Receive Breaking News updates as they occur
By Joseph Menn and Dustin Volz SAN FRANCISCO/WASHINGTON (Reuters) - Some of the web’s biggest destinations for watching videos have quietly started using automation to remove extremist content from their sites, according to two people familiar with the process. The move is a major step forward for internet companies that are eager to eradicate violent propaganda from their sites and are under pressure to do so from governments around the world as attacks by extremists proliferate, from Syria to Belgium and the United States. YouTube and Facebook are among the sites deploying systems to block or rapidly take down Islamic State videos and other similar material, the sources said.
The Pentagon plans to announce the repeal of its ban on openly serving transgender service members next month, U.S. defense officials said. The disclosure came the same week that the U.S. Army formally welcomed its new secretary, Eric Fanning, who is the first openly gay leader of a military service branch in U.S. history.
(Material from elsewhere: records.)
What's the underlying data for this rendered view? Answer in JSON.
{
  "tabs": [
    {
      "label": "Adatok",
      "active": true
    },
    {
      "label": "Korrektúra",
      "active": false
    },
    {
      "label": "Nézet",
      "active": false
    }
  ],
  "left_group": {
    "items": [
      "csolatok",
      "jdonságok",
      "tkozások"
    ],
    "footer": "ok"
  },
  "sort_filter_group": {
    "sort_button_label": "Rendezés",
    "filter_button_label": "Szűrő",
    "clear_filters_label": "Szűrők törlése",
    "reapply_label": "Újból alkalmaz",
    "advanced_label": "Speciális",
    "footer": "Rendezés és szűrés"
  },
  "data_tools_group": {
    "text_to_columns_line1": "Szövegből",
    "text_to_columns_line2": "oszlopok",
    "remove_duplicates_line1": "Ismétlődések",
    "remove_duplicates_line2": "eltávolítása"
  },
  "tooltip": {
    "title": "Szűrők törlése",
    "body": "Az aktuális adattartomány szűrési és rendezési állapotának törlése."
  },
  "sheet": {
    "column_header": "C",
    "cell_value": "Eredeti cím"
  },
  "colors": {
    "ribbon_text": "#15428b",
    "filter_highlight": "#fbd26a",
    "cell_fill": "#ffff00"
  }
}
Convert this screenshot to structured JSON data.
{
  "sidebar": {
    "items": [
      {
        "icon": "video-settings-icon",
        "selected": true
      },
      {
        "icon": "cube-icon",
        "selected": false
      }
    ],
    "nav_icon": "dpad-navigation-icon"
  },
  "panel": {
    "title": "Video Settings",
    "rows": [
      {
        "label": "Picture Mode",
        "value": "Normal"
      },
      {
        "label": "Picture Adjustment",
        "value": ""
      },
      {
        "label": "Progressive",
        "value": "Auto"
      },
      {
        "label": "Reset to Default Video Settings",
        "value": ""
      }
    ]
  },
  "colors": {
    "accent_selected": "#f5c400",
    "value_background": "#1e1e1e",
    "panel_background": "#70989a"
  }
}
Republican Representative Mac Thornberry, chairman of the House of Representatives Armed Services Committee, said Defense Secretary Ash Carter had not answered questions the panel had asked, including about "readiness challenges" for transgender service members.